I'm not claiming this concept outlined below as a massively original idea. But perhaps the idea of "gentle" access to space is unusual?
What I'm talking about is a High-Altitude Platform (HAP), kept up with a very large amount of balloons, at an altitude of maybe 10 miles?
You could send all the bits of spaceship, and any payloads and people, up there by balloon, assemble the spaceship on the HAP and fly off slowly through the upper atmosphere. Only when you reached space would you start accelerating significantly, heading to the Moon for example. You wouldn't bother going into Earth orbit because that would involve too much acceleration. On the way back you would equally avoid orbit situations... and you would be using rocket motors to prevent you accelerating towards Earth (see below about fuel on the return from the Moon).
The final approach to the HAP on the way back would then involve decelerating through the upper atmosphere until you reach the HAP, where you would dock. Balloons would then be used to keep the spacecraft (and HAP) from falling to Earth.
People seem to be a bit confused about this idea of "escape velocity". The only thing you need to escape the gravitational well of a planet is to keep accelerating upwards with a slightly higher acceleration than the one in the opposite direction due to gravity: the velocity at any point is immaterial and both on the way out and on the way back could be low, low enough to avoid all the problems to do with atmospheric friction, and the imparting of huge acceleration forces to a vessel.
Starting off 10 miles above sea level, and travelling slowly through the atmosphere, would have lots of advantages from the design angle: your spaceship wouldn't have to be terribly aerodynamic in shape (because the velocity would be low and the air very thin), and it wouldn't have to have ablative heat shields. The amount of fuel saved by starting (and returning) slightly higher up might also be quite useful, if not dramatic (I've haven't tried to do any calculations).
Maybe such a HAP, and the spaceships, could even be made partly of wood? I love the idea of partly wooden spaceships, and wood as a material has some advantages over metal.
Just to answer the point about the possible gain from launching 10 miles up compared to sea level: JCRM says that space is big. True, but the bottom of a gravitational well is the worst place to start from, or to return to. This objection, if I may call it that, also assumes that there would be some big cost in maintaining this giant HAP 10 miles up in the sky, and in the launch and docking procedures. There would some cost... but not necessarily a prohibitive one.
Re the question of gravitational drag. I was vaguely aware of this. From a related question, as referenced by Hobbes, it would appear that it might be nice to position the HAP on the Equator and maybe to accelerate away with some lateral acceleration component (?). Nevertheless, the answer there with all the maths says that the gravity drag is significantly reduced by being just 5 miles above sea level. Not sure how all this works with returning...

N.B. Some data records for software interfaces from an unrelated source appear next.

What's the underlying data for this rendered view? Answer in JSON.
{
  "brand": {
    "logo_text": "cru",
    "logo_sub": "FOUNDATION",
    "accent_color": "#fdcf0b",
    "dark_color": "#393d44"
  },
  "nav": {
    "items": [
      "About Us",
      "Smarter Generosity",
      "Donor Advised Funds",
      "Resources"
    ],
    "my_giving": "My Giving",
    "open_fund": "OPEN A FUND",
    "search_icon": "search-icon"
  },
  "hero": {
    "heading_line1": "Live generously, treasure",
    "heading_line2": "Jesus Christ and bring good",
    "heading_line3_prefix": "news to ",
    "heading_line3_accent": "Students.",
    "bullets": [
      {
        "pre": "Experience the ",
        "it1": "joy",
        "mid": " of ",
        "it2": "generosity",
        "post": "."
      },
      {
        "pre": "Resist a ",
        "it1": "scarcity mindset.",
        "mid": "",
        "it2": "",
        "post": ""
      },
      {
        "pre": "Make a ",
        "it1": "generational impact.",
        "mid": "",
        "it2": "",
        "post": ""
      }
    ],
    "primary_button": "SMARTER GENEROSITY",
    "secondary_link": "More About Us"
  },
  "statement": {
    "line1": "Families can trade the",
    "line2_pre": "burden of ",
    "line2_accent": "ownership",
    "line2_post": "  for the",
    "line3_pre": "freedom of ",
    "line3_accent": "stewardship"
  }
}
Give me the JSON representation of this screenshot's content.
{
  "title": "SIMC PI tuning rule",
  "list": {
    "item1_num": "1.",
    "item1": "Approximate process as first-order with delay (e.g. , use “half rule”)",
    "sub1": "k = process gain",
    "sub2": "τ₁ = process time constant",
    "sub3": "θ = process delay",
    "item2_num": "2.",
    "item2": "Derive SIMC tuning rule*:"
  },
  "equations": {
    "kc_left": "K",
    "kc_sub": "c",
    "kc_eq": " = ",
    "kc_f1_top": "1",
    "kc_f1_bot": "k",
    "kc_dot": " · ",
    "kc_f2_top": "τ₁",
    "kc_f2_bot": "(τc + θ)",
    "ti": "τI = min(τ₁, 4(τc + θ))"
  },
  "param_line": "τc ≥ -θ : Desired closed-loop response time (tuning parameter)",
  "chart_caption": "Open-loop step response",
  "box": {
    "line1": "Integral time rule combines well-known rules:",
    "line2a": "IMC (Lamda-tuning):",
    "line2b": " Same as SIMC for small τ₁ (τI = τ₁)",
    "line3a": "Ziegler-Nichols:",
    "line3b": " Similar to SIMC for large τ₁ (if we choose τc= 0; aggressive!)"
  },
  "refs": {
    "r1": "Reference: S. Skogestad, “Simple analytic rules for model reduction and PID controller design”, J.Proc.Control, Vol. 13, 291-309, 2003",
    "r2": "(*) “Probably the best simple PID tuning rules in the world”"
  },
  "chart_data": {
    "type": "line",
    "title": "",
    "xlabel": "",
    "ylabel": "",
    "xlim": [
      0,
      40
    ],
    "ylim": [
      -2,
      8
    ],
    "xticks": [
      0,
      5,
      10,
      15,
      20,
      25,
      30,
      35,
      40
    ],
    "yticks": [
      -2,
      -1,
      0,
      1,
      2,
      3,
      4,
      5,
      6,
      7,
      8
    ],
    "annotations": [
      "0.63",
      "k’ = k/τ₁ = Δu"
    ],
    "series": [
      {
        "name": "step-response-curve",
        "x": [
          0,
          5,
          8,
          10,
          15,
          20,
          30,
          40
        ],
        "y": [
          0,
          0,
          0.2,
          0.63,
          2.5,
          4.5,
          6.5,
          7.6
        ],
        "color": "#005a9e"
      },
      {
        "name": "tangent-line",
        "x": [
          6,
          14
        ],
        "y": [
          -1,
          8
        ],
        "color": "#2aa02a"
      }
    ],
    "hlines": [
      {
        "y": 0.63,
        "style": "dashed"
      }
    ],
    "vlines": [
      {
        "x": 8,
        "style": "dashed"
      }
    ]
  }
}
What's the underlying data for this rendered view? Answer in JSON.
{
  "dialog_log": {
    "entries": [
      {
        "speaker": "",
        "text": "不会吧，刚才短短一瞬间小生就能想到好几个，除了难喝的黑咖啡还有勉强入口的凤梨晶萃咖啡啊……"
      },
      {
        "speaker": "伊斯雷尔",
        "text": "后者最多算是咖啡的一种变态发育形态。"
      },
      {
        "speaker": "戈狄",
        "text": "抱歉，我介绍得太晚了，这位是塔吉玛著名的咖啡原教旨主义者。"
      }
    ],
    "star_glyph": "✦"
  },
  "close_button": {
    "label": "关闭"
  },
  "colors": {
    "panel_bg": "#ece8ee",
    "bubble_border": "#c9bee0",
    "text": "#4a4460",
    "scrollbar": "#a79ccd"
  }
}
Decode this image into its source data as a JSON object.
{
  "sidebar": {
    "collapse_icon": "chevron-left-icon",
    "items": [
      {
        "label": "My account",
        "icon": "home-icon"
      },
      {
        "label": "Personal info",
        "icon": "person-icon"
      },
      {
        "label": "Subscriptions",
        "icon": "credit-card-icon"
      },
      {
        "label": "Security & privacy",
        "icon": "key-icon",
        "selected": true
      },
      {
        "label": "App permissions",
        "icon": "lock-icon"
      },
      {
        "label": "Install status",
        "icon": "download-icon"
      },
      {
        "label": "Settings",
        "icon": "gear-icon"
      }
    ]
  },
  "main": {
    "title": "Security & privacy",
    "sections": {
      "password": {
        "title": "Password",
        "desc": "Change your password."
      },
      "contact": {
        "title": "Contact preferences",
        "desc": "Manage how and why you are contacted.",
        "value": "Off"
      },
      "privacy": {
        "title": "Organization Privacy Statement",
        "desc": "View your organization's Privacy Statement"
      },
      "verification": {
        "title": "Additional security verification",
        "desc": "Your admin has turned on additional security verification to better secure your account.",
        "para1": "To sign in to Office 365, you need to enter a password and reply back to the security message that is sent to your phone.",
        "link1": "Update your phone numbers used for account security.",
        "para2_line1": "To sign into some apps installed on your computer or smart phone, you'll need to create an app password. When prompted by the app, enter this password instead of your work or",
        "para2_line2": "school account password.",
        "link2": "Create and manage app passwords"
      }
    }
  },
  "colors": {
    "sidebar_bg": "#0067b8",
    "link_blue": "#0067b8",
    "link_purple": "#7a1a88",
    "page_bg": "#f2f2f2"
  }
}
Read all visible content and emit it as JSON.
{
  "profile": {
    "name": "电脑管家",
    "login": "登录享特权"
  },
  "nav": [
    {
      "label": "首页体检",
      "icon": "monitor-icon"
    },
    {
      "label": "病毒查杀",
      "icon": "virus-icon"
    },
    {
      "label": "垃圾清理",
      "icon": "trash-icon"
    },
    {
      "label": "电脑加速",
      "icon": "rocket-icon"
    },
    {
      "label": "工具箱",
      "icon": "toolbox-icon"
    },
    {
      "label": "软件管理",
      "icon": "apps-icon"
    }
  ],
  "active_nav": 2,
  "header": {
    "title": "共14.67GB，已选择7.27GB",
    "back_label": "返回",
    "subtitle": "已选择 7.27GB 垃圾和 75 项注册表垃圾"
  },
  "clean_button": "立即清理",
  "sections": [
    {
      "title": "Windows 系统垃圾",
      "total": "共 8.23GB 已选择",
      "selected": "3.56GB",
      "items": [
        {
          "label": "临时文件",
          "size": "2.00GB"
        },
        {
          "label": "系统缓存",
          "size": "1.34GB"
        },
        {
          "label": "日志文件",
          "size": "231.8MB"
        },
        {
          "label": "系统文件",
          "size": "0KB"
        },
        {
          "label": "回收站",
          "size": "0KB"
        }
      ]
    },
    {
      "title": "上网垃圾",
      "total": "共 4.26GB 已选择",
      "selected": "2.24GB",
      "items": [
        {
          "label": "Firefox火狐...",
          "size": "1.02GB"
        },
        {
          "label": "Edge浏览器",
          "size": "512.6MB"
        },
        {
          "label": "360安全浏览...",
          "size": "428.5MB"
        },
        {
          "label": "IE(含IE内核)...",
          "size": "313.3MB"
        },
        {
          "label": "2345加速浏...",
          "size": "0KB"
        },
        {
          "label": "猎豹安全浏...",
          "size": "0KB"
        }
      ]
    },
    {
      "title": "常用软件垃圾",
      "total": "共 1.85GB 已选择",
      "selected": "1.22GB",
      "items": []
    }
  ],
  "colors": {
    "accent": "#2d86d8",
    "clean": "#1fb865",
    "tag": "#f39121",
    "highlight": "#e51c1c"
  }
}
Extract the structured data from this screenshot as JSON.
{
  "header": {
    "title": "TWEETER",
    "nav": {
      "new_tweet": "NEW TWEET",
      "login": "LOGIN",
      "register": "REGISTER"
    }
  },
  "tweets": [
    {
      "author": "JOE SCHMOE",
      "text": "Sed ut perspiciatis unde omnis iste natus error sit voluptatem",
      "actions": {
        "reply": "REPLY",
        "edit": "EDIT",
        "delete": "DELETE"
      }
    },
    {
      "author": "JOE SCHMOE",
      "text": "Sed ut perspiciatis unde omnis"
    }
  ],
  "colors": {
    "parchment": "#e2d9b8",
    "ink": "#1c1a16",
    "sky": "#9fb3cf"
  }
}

Note about returning from the Moon
I described in a comment to the answer by Anthony X how you would use "juggling" (or "tacking" to use a maritime term) between the lunar and terrestrial gravitational fields to drag the spacecraft into lunar-terrestrial orbit and then land on the Moon. Leaving the Moon would be analogous: you launch into the direction of the orbital path of the Moon and cleverly use the combination of its gravity and that of Earth to slingshot you back behind the Moon, helping to take you out of (lunar-terrestrial) orbit. This makes you like a falling stone 250,000 miles above Earth.
You then need a full tank. With current re-entry, you use the air's friction to extract the energy from the craft's motion in terrestrial orbit, so you need only minimal fuel to return to Earth.
With my idea you need to refuel on the Moon. Impossible? No. There is water on the Moon. Water + electroysis using solar power --> (liquid) hydrogen and oxygen. You'll need pretty much the same amount of fuel to return as to leave Earth. Obviously in longer-term future you might want to take other fuel and chemicals from other parts of the solar system and transport them to the Moon.